Information about project titled 'Risk factors for Achilles tendon rupture and postoperative problems'
Risk factors for Achilles tendon rupture and postoperative problems
|Details about the project - category||Details about the project - value|
|Project manager:||Asbjørn Årøen|
Achilles tendon rupture is a common athletic injury especially among male in their third and fourth decade participating in indoor ball sports. Not much is known about risk factors and this make prevention measures difficult.
Our study shows that the contra lateral side is subjected to an increased risk. Although it is recommended operatively treatment of this injury, the literature shows a high variation in the numbers of postoperative problems after an Achilles tendon rupture. Especially there seems to be fewer problems in the American studies on this issue. Local anesthesia is far more common in Scandinavia than USA and this might one explanation. It could be hypothesized that local anesthesia make it more difficult to get a close approximation of rupture tendon because the calf muscles are still in tension during the operative procedure. It could be also be due to a difference in postoperative rehabilitation. A rehabilitation program, which uses eccentric muscle work, might reduce the number with postoperative problems and reduce the observed risk of the contra lateral side.
The following studies are under preparation:
1. Randomized study on local versus spinal anesthesia with Achilles tendon rupture.

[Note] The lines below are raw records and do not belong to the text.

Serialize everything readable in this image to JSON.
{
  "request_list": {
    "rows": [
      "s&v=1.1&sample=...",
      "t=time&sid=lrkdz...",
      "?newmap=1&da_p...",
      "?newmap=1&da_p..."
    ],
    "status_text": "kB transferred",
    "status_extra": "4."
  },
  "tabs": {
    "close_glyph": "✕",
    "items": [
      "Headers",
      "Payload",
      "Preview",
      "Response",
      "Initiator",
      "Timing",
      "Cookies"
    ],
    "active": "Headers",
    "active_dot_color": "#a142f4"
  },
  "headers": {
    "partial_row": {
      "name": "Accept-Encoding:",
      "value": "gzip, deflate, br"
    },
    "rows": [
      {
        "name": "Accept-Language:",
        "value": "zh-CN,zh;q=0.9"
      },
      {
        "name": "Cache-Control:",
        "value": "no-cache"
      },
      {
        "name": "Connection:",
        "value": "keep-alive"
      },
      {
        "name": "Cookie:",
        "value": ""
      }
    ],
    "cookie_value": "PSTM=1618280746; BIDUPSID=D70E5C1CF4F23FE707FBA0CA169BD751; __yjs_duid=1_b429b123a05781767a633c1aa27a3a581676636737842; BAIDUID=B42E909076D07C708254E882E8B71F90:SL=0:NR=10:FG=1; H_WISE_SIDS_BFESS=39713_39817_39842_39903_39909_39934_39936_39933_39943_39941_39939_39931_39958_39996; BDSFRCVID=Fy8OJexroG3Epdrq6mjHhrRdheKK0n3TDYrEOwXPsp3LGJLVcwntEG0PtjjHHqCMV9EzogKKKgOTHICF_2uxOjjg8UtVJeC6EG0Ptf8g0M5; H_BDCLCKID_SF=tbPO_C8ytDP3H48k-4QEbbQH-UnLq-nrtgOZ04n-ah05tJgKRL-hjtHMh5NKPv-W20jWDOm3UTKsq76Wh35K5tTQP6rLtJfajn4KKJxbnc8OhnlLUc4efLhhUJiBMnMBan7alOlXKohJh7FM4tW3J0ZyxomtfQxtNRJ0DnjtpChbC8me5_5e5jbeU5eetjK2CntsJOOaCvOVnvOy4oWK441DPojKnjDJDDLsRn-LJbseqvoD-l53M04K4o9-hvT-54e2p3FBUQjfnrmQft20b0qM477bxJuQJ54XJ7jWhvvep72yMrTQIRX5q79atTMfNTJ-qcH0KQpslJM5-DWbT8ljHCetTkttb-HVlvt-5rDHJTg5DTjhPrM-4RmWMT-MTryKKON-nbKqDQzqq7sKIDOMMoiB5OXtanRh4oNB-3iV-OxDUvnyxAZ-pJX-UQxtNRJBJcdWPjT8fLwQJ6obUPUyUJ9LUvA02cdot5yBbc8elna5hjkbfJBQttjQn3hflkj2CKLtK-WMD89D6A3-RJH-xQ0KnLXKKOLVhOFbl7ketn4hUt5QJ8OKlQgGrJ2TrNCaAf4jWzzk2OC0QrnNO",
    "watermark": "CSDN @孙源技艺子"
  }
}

2. Randomized study on eccentric only on injured side or bilaterally after Achilles tendon rupture treated operatively.
All patients (n=168) treated operatively from August 1990 to April 1997 at Akershus University hospital were contacted August 1998. Ten patients (6 %) had experienced a rupture on the contralateral side during the follow-up period (OR: 186 [96-362] vs. the general population risk of this injury, p<0.05. Thus, this study suggests that patients with an Achilles tendon rupture are at significantly increased risk of a contralateral tendon rupture. Also, as many as half of the patients suffer from post-injury problems at long-term follow-up.